It is the summer of 1945 and the other shoe is about to drop for the Japanese. As of now, they still control Korea, having been there for approximately thirty-five years. Speaking Korean is prohibited and citizens have been forced to adopt Japanese names. Causing further distress, Korea’s national treasure, the spectacular “Light of the East” diamond has recently fallen into the hands of the Japanese authorities. Enter caper movie.
In need of resources to feed the war machine, Korea’s gem is to be shipped to Japan, after a gala celebration of its discovery, just the sort of soiree sure to draw the attention of a couple of enterprising thieves. One is Hae Dang-hwa, mostly known as Haruko in the film. Ostensibly a jazz singer, though her numbers sound more like contemporary Korean pop, she has drawn the unwelcome attentions of a Japanese military police colonel. Bong-gu, or Kanemura, a playboy antiquities dealer and general rogue, the other rival for her romantic affections, turns out to also be her competition for the rock. As they chase the prize, the local resistance cell based at Haruko’s night club targets the Japanese military commander for assassination, as Japan’s military outlook progressively worsens.

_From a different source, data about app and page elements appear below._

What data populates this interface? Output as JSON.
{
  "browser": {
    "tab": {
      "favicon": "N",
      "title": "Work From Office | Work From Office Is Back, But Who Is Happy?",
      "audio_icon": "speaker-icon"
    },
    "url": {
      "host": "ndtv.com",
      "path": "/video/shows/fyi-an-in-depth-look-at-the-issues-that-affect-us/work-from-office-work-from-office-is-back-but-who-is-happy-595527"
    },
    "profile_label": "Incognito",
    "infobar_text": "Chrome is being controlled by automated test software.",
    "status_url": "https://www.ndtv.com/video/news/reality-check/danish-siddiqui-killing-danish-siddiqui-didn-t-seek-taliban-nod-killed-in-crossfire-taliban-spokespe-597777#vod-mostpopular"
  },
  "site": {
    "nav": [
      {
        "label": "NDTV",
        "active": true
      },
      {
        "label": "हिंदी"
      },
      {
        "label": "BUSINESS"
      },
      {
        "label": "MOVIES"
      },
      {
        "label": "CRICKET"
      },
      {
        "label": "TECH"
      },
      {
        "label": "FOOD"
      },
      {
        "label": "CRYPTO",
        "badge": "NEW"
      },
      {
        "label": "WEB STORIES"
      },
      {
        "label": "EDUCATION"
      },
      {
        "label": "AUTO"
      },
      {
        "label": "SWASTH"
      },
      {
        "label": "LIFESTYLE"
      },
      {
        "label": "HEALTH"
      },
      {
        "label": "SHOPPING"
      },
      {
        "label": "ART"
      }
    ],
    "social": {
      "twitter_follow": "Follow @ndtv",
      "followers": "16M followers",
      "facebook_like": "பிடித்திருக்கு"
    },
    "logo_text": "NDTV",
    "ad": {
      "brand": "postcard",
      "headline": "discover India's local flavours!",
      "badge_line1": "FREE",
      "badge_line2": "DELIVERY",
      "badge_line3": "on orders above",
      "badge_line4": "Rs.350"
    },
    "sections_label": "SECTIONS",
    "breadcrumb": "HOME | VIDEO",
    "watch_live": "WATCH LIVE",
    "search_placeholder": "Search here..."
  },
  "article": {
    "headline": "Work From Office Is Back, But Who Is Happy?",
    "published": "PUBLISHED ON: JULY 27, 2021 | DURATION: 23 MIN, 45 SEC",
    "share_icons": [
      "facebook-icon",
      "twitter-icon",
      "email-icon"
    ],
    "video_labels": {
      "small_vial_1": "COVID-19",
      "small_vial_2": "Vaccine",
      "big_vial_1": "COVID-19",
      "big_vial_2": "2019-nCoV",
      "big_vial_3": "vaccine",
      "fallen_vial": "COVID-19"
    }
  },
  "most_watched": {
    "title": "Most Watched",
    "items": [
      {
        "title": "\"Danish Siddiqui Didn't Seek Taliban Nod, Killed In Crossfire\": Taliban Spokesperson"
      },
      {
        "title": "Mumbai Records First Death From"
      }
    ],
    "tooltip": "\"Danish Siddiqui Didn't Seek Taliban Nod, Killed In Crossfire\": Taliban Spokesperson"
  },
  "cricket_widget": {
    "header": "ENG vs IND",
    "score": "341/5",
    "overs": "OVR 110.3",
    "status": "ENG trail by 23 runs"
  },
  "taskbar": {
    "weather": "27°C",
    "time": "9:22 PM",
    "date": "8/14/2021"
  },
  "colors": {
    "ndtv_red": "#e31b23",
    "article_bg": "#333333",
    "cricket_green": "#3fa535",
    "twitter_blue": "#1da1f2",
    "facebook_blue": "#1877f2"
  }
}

Evidently, these pulp-serial inspired adventures are difficult to pull off. Spielberg and Lucas were at the height of their powers when they made Raiders of the Lost Ark. More common are fair to lackluster efforts like The Shadow and The Phantom. In truth, Once is pretty entertaining, one of the more successful attempts at the genre. It keeps the caper plot moving at a good pace and successfully submerges us in its time and place. At times though, we could use some relief from the comic relief of the incompetent resistance partisans.
As Haruko, Lee Bo-young might have a nice voice, but it is not even close to jazz that she sings. However, we do hear some incidental big band music as well as a jazz rhythm section during some actions sequences. Strangely, her stated ambition is to open a jazz club in Russia, the supposed “home of jazz.” Given Stalin’s actual attitude towards jazz, it is a good thing she never makes it there.
Directed with flash by Jeong yong-gi, Once looks great and Lee Bo-young’s production numbers have a kind of eccentric charm (whatever style they might be). Despite the seriousness of its setting, Once is essentially entertaining, light-hearted fare that never delves too deeply into the dark realities of its place and time in history. It screens tonight as the NY Korean Film Festival moves to BAM.